Stocks rose in the second quarter of 2014, adding to first-quarter gains and lifting many indexes to new all-time highs in June. Equities climbed amid signs that the U.S. economy was recovering from a weather-driven contraction in the first quarter and hopes that new stimulus measures in Europe would boost eurozone economies. Corporate merger activity was supportive, and signs of a de-escalation of the crisis in Ukraine were encouraging. Mid-caps outperformed small-caps but trailed large-caps, while mid-cap growth stocks trailed their value counterparts. Within the mid-cap growth universe, energy stocks performed very well, while consumer discretionary shares lagged.
The Mid-Cap Growth Fund returned 3.35% in the quarter compared with 4.37% for the Russell Midcap Growth Index, 4.33% for the S&P MidCap 400 Index, and 2.89% for the Lipper Mid-Cap Growth Funds Index. For the 12 months ended June 30, 2014, the fund returned 26.58% versus 26.04% for the Russell Midcap Growth Index, 25.24% for the S&P MidCap 400 Index, and 24.62% for the Lipper Mid-Cap Growth Funds Index. The fund's average annual total returns were 26.58%, 21.23%, and 11.30% for the 1-, 5-, and 10-year periods, respectively, as of June 30, 2014. The fund's expense ratio was 0.78% as of its fiscal year ended December 31, 2013.
For up-to-date standardized total returns, including the most recent month-end performance, please click on the Performance tab, above.
Current performance may be lower or higher than the quoted past performance, which cannot guarantee future results.
Share price, principal value, and return will vary and you may have a gain or loss when you sell your shares.
Although we assemble the portfolio on a stock-by-stock basis based on company fundamentals, it has a significant overweight in the industrials and business services sector. In recent years, we have especially focused on industrial companies as plays on what we term "the reindustrialization of America," and we have selected many companies over the years that have been able to generate strong growth over the long term.

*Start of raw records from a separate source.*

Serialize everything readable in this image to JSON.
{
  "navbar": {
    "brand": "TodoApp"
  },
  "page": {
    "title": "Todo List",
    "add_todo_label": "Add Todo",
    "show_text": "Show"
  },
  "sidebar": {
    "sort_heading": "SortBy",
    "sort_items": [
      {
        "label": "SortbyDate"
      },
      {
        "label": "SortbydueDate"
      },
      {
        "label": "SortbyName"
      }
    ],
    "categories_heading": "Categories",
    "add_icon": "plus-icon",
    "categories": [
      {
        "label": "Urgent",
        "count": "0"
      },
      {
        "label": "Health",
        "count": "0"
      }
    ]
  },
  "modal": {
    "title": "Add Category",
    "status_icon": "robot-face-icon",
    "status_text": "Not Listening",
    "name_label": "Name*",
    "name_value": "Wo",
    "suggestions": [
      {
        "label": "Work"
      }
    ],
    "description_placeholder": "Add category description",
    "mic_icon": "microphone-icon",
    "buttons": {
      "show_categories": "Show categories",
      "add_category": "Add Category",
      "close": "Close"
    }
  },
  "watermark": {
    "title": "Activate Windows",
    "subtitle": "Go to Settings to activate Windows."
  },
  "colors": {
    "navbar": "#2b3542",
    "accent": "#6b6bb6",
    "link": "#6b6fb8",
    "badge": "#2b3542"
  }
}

We believe that industrial stocks, although cyclical, will lead long-term market returns in the coming years, just as consumer; technology; and later, commodity stocks each took turns leading the market for long stretches over the last three decades.

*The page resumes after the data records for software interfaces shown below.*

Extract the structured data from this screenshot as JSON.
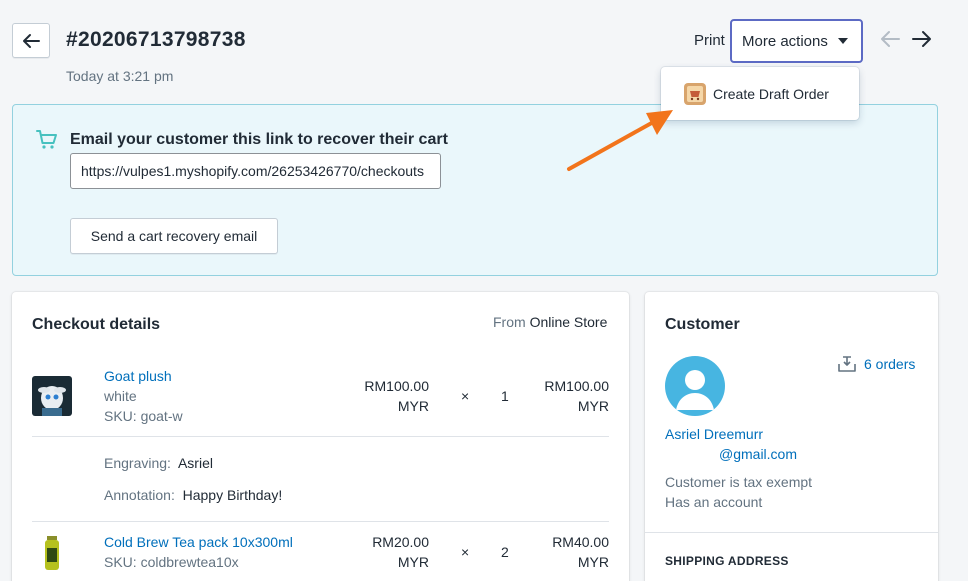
{
  "header": {
    "order_number": "#20206713798738",
    "timestamp": "Today at 3:21 pm",
    "print_label": "Print",
    "more_actions_label": "More actions"
  },
  "dropdown": {
    "items": [
      {
        "label": "Create Draft Order",
        "icon": "draft-order-app-icon"
      }
    ]
  },
  "recovery": {
    "title": "Email your customer this link to recover their cart",
    "url_value": "https://vulpes1.myshopify.com/26253426770/checkouts",
    "button_label": "Send a cart recovery email"
  },
  "checkout": {
    "title": "Checkout details",
    "from_prefix": "From",
    "from_source": "Online Store",
    "items": [
      {
        "name": "Goat plush",
        "variant": "white",
        "sku": "SKU: goat-w",
        "unit_price": "RM100.00",
        "unit_currency": "MYR",
        "times": "×",
        "quantity": "1",
        "total_price": "RM100.00",
        "total_currency": "MYR",
        "properties": [
          {
            "key": "Engraving:",
            "value": "Asriel"
          },
          {
            "key": "Annotation:",
            "value": "Happy Birthday!"
          }
        ]
      },
      {
        "name": "Cold Brew Tea pack 10x300ml",
        "sku": "SKU: coldbrewtea10x",
        "unit_price": "RM20.00",
        "unit_currency": "MYR",
        "times": "×",
        "quantity": "2",
        "total_price": "RM40.00",
        "total_currency": "MYR"
      }
    ]
  },
  "customer": {
    "title": "Customer",
    "orders_link": "6 orders",
    "name": "Asriel Dreemurr",
    "email": "@gmail.com",
    "tax_status": "Customer is tax exempt",
    "account_status": "Has an account",
    "shipping_title": "SHIPPING ADDRESS"
  },
  "colors": {
    "accent": "#5c6ac4",
    "link": "#006fbb",
    "banner_bg": "#eaf7fb",
    "banner_border": "#93d1df",
    "annotation_arrow": "#f2741b",
    "avatar": "#47b5e1"
  }
}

We have become more defensive in our positioning in recent months as the bull market that began in early 2009 has become somewhat long in the tooth and is now greater in both duration and magnitude than the average of its postwar peers. Nevertheless, we note that the investor euphoria that has characterized many other aging bull markets is noticeably absent, and stocks do not appear particularly expensive in light of the very low yields available on bonds.